Vice President for Health Policy
House Budget Committee Chairman Paul Ryan’s new budget again proposes to radically restructure Medicaid by converting it into a block grant, and it would cut federal Medicaid funding steeply, by $732 billion over the next decade. It would also repeal health reform’s Medicaid expansion. The combined total cut to Medicaid would exceed more than $1.5 trillion over ten years, relative to current law. All told, it would add tens of millions of Americans to the ranks of the uninsured and underinsured.
Repealing the Affordable Care Act’s Medicaid expansion means that 13 million people would lose their new coverage or no longer gain coverage in the future; 13 million is the Congressional Budget Office’s (CBO) current estimate of the number of people who would eventually gain coverage under the Medicaid expansion, though the number could rise as high as 17 million if all states adopt the expansion. In addition, the large and growing cut in federal Medicaid funding from the block grant would almost certainly force states to sharply scale back or eliminate Medicaid coverage for millions of low-income people who rely on it today. (More than 40 million people would likely become uninsured as a result of the Ryan budget overall after also taking into account the repeal of health reform’s exchange subsidies.)
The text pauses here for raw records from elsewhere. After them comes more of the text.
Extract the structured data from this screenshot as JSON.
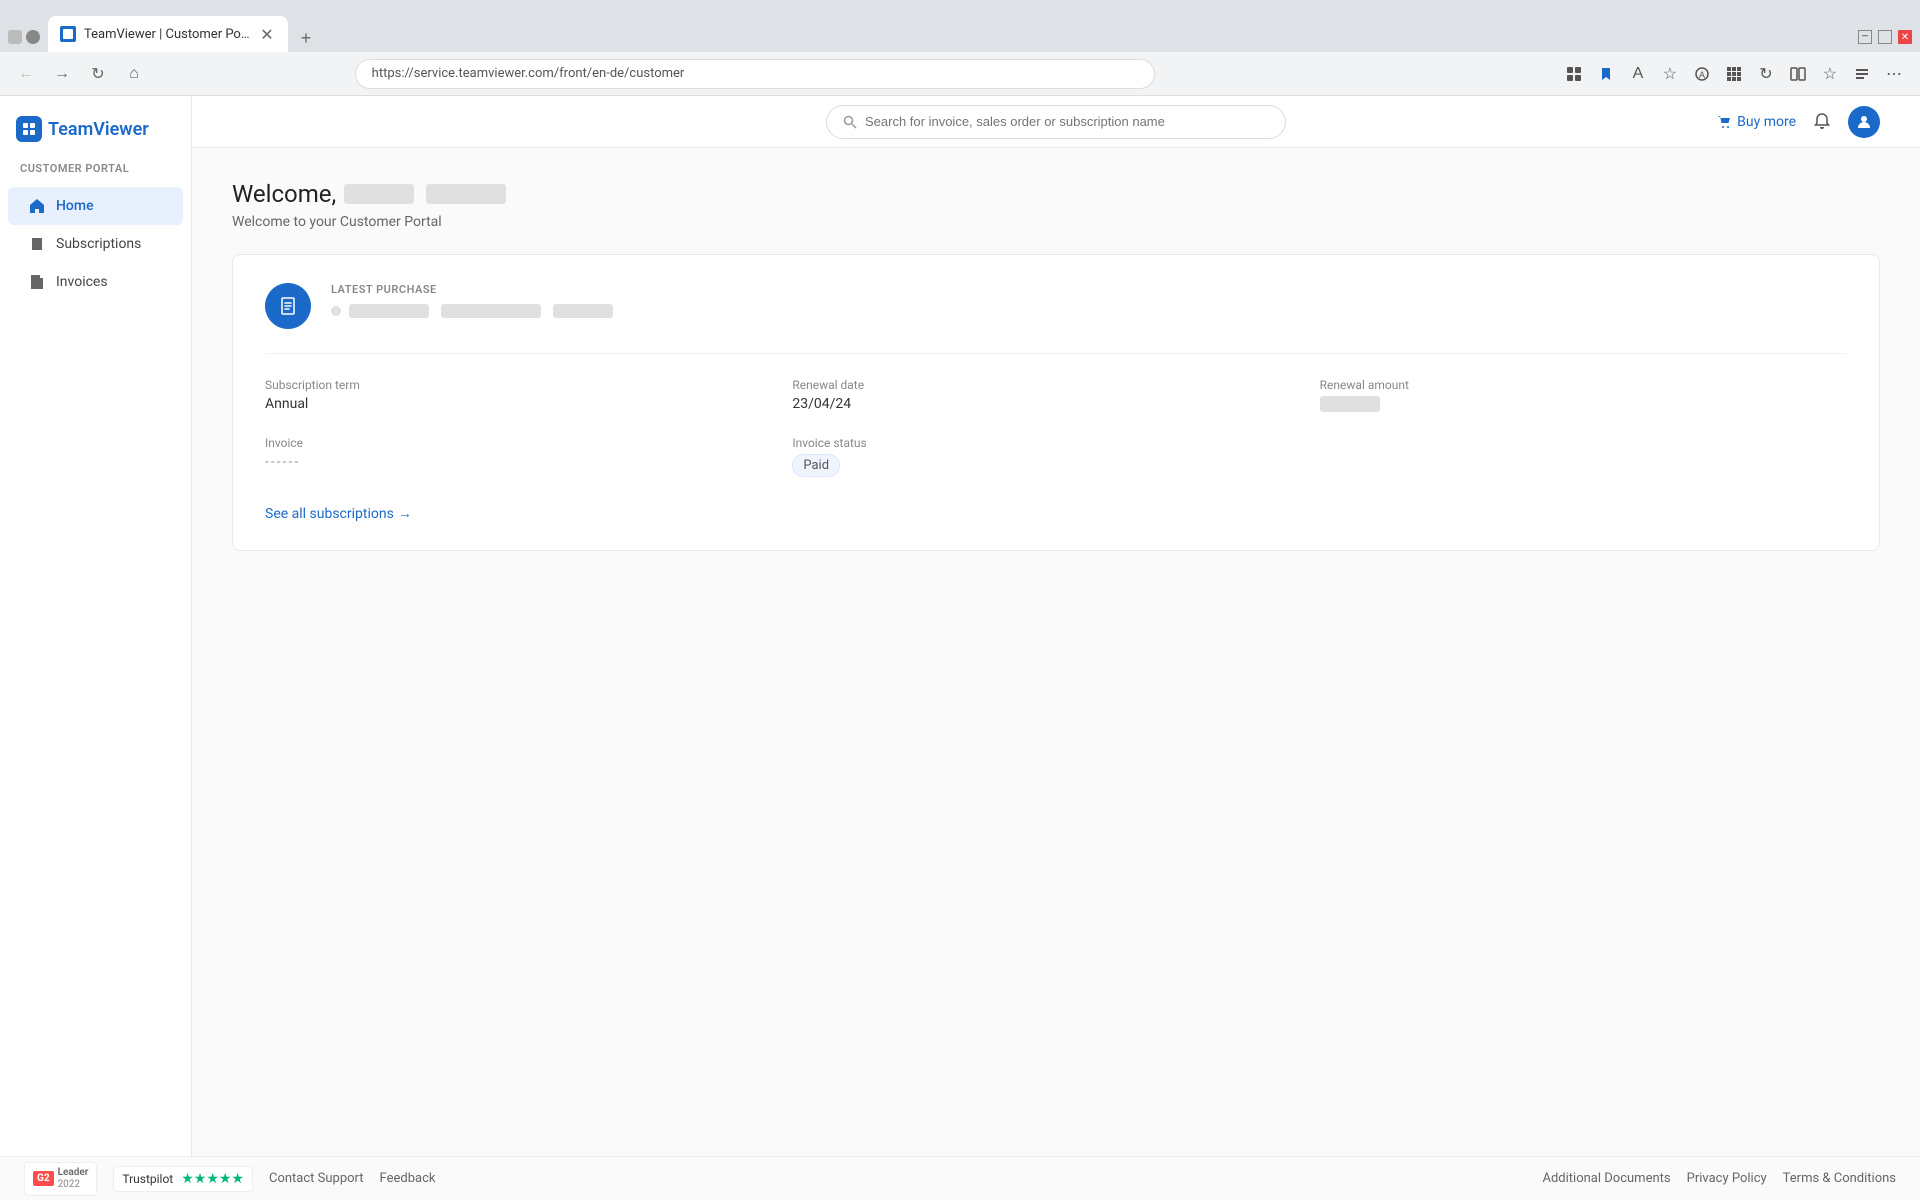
{
  "browser": {
    "tab_title": "TeamViewer | Customer Portal",
    "url": "https://service.teamviewer.com/front/en-de/customer",
    "new_tab_label": "+"
  },
  "header": {
    "logo_text": "TeamViewer",
    "search_placeholder": "Search for invoice, sales order or subscription name",
    "buy_more_label": "Buy more",
    "notification_icon": "bell-icon",
    "avatar_icon": "user-icon"
  },
  "sidebar": {
    "section_label": "CUSTOMER PORTAL",
    "items": [
      {
        "id": "home",
        "label": "Home",
        "icon": "home-icon",
        "active": true
      },
      {
        "id": "subscriptions",
        "label": "Subscriptions",
        "icon": "subscriptions-icon",
        "active": false
      },
      {
        "id": "invoices",
        "label": "Invoices",
        "icon": "invoices-icon",
        "active": false
      }
    ]
  },
  "main": {
    "welcome_title": "Welcome,",
    "welcome_subtitle": "Welcome to your Customer Portal",
    "card": {
      "latest_purchase_label": "LATEST PURCHASE",
      "purchase_icon": "clipboard-icon",
      "subscription_term_label": "Subscription term",
      "subscription_term_value": "Annual",
      "renewal_date_label": "Renewal date",
      "renewal_date_value": "23/04/24",
      "renewal_amount_label": "Renewal amount",
      "invoice_label": "Invoice",
      "invoice_value": "------",
      "invoice_status_label": "Invoice status",
      "invoice_status_value": "Paid",
      "see_all_label": "See all subscriptions",
      "see_all_arrow": "→"
    }
  },
  "footer": {
    "contact_support": "Contact Support",
    "feedback": "Feedback",
    "additional_documents": "Additional Documents",
    "privacy_policy": "Privacy Policy",
    "terms_conditions": "Terms & Conditions",
    "g2_badge_label": "Leader",
    "g2_year": "2022",
    "trustpilot_label": "Trustpilot"
  }
}
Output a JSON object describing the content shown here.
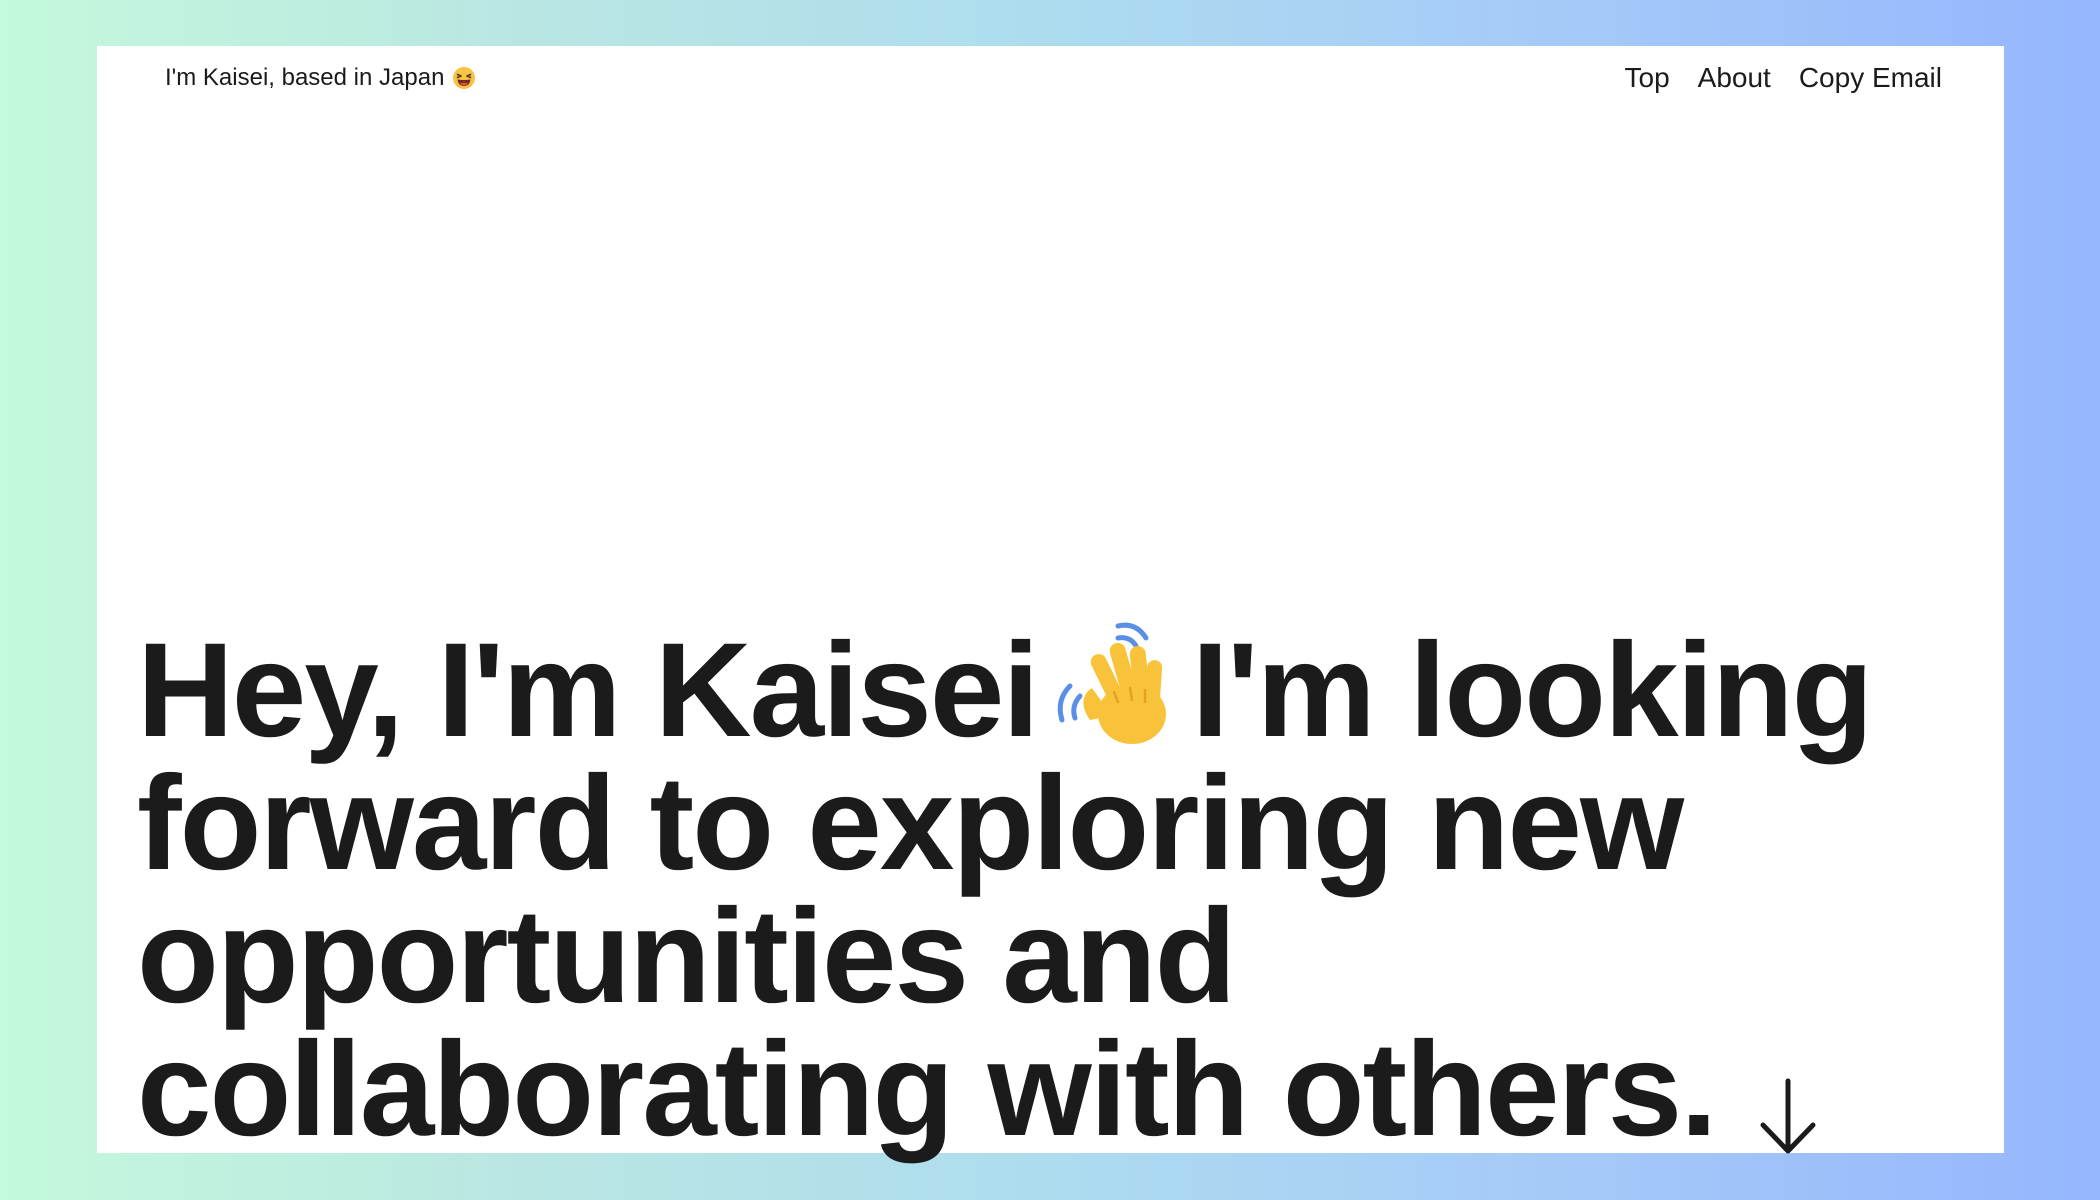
{
  "header": {
    "tagline": "I'm Kaisei, based in Japan",
    "tagline_icon": "grinning-squinting-face-icon",
    "nav": [
      {
        "label": "Top"
      },
      {
        "label": "About"
      },
      {
        "label": "Copy Email"
      }
    ]
  },
  "hero": {
    "line1_part1": "Hey, I'm Kaisei",
    "line1_icon": "waving-hand-icon",
    "line1_part2": "I'm looking",
    "line2": "forward to exploring new",
    "line3": "opportunities and",
    "line4": "collaborating with others.",
    "scroll_icon": "arrow-down-icon"
  },
  "colors": {
    "background_gradient_start": "#c3f9dc",
    "background_gradient_end": "#95b6fd",
    "frame": "#ffffff",
    "text": "#1b1b1b"
  }
}
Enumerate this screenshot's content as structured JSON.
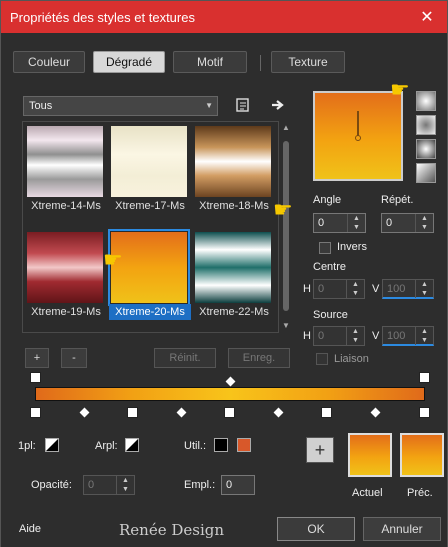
{
  "window": {
    "title": "Propriétés des styles et textures",
    "close": "✕"
  },
  "tabs": [
    {
      "label": "Couleur"
    },
    {
      "label": "Dégradé"
    },
    {
      "label": "Motif"
    },
    {
      "label": "Texture"
    }
  ],
  "category": {
    "value": "Tous"
  },
  "gradients": [
    {
      "name": "Xtreme-14-Ms",
      "colors": [
        "#b9a8b0",
        "#f3e7ee",
        "#8f8f8f",
        "#ffffff",
        "#9a9a9a",
        "#e8d9e2"
      ]
    },
    {
      "name": "Xtreme-17-Ms",
      "colors": [
        "#e8e2c6",
        "#fbf6e4",
        "#f3eed6",
        "#f8f2dd"
      ]
    },
    {
      "name": "Xtreme-18-Ms",
      "colors": [
        "#5d3a1b",
        "#c8955a",
        "#ffffff",
        "#d29d63",
        "#6d4421"
      ]
    },
    {
      "name": "Xtreme-19-Ms",
      "colors": [
        "#7a1d22",
        "#c14a50",
        "#f2c8c8",
        "#a02a30",
        "#601518"
      ]
    },
    {
      "name": "Xtreme-20-Ms",
      "colors": [
        "#e36e1a",
        "#f3a311",
        "#f0c219"
      ]
    },
    {
      "name": "Xtreme-22-Ms",
      "colors": [
        "#0e4f4f",
        "#ffffff",
        "#1f6f6a",
        "#ffffff",
        "#0c3e3e"
      ]
    }
  ],
  "buttons": {
    "add": "+",
    "remove": "-",
    "reset": "Réinit.",
    "save": "Enreg.",
    "ok": "OK",
    "cancel": "Annuler",
    "help": "Aide",
    "plus": "+"
  },
  "angle": {
    "label": "Angle",
    "value": "0"
  },
  "repeat": {
    "label": "Répét.",
    "value": "0"
  },
  "invert": {
    "label": "Invers"
  },
  "center": {
    "label": "Centre",
    "h_label": "H",
    "h_value": "0",
    "v_label": "V",
    "v_value": "100"
  },
  "source": {
    "label": "Source",
    "h_label": "H",
    "h_value": "0",
    "v_label": "V",
    "v_value": "100"
  },
  "link": {
    "label": "Liaison"
  },
  "stops": {
    "first_label": "1pl:",
    "arpl_label": "Arpl:",
    "util_label": "Util.:",
    "util_color1": "#000000",
    "util_color2": "#d8582a",
    "opacity_label": "Opacité:",
    "opacity_value": "0",
    "empl_label": "Empl.:",
    "empl_value": "0"
  },
  "preview": {
    "current_label": "Actuel",
    "previous_label": "Préc."
  },
  "watermark": "Renée Design"
}
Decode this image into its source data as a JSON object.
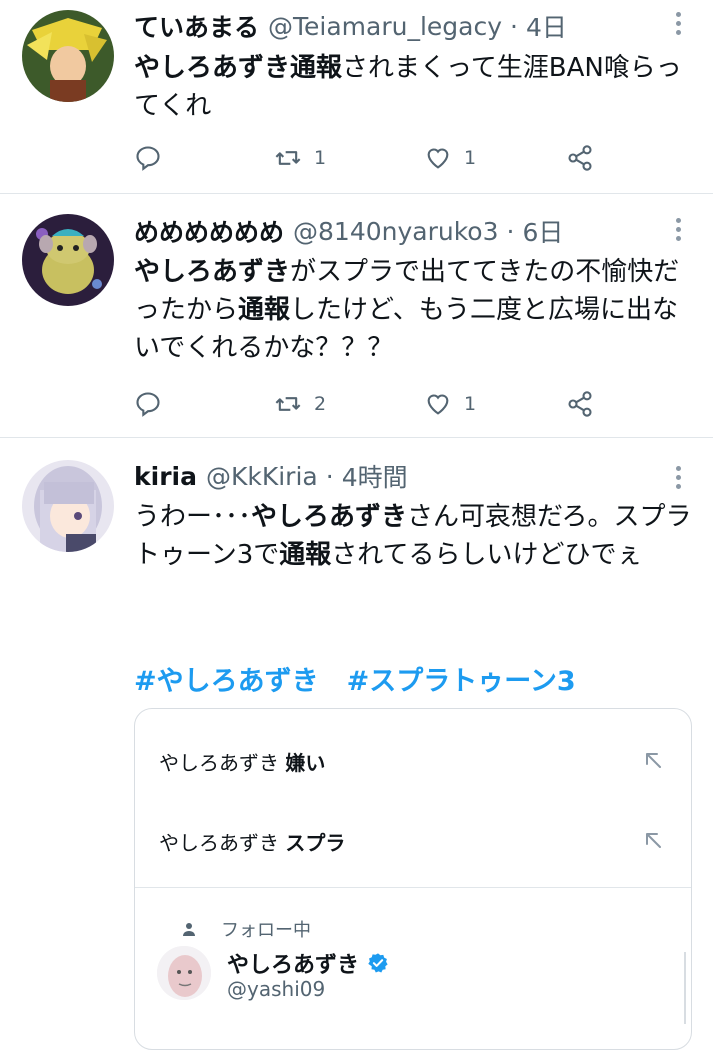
{
  "tweets": [
    {
      "name": "ていあまる",
      "handle": "@Teiamaru_legacy",
      "time": "4日",
      "text": [
        "やしろあずき",
        "通報",
        "されまくって生涯BAN喰らってくれ"
      ],
      "replies": "",
      "retweets": "1",
      "likes": "1"
    },
    {
      "name": "めめめめめめ",
      "handle": "@8140nyaruko3",
      "time": "6日",
      "text": [
        "やしろあずき",
        "がスプラで出ててきたの不愉快だったから",
        "通報",
        "したけど、もう二度と広場に出ないでくれるかな？？？"
      ],
      "replies": "",
      "retweets": "2",
      "likes": "1"
    },
    {
      "name": "kiria",
      "handle": "@KkKiria",
      "time": "4時間",
      "text": [
        "うわー･･･",
        "やしろあずき",
        "さん可哀想だろ。スプラトゥーン3で",
        "通報",
        "されてるらしいけどひでぇ"
      ],
      "hashtags": [
        "#やしろあずき",
        "#スプラトゥーン3"
      ]
    }
  ],
  "search_card": {
    "suggestions": [
      {
        "base": "やしろあずき ",
        "bold": "嫌い"
      },
      {
        "base": "やしろあずき ",
        "bold": "スプラ"
      }
    ],
    "following_label": "フォロー中",
    "user": {
      "name": "やしろあずき",
      "handle": "@yashi09"
    }
  },
  "icons": [
    "more-icon",
    "reply-icon",
    "retweet-icon",
    "like-icon",
    "share-icon",
    "arrow-up-left-icon",
    "person-icon",
    "verified-badge-icon"
  ],
  "colors": {
    "accent": "#1d9bf0",
    "secondary": "#536471",
    "text": "#0f1419"
  }
}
Under the Ryan plan, the federal government would no longer pay a fixed share of states’ Medicaid costs starting in 2016. Instead, states would get a fixed dollar amount that would rise annually only with inflation and population growth.
As CBO concluded when analyzing the similar Medicaid block grant proposal from the Ryan budget plan from two years ago, “the magnitude of the reduction in spending . . . means that states would need to increase their spending on these programs, make considerable cutbacks in them, or both. Cutbacks might involve reduced eligibility . . . coverage of fewer services, lower payments to providers, or increased cost-sharing by beneficiaries — all of which would reduce access to care.”
In making these cuts, states would likely use the expansive additional flexibility that the Ryan plan would give them. For example, the plan would likely let states cap Medicaid enrollment and turn eligible people away from the program; under current law, states must accept all eligible individuals who apply. It also would likely let states drop certain benefits that people with disabilities or other special health problems need.
The Urban Institute estimated that Chairman Ryan’s similar block grant proposal in 2012 would lead states to drop between 14.3 million and 20.5 million people from Medicaid by the tenth year (outside of the effects of repealing health reform’s Medicaid expansion). That would result in a reduction in enrollment of between 25 percent and 35 percent. The Urban Institute also estimated that the block grant likely would have resulted in cuts in reimbursements to health care providers of more than 30 percent by the tenth year. This year’s proposal likely would result in cuts that are similarly draconian.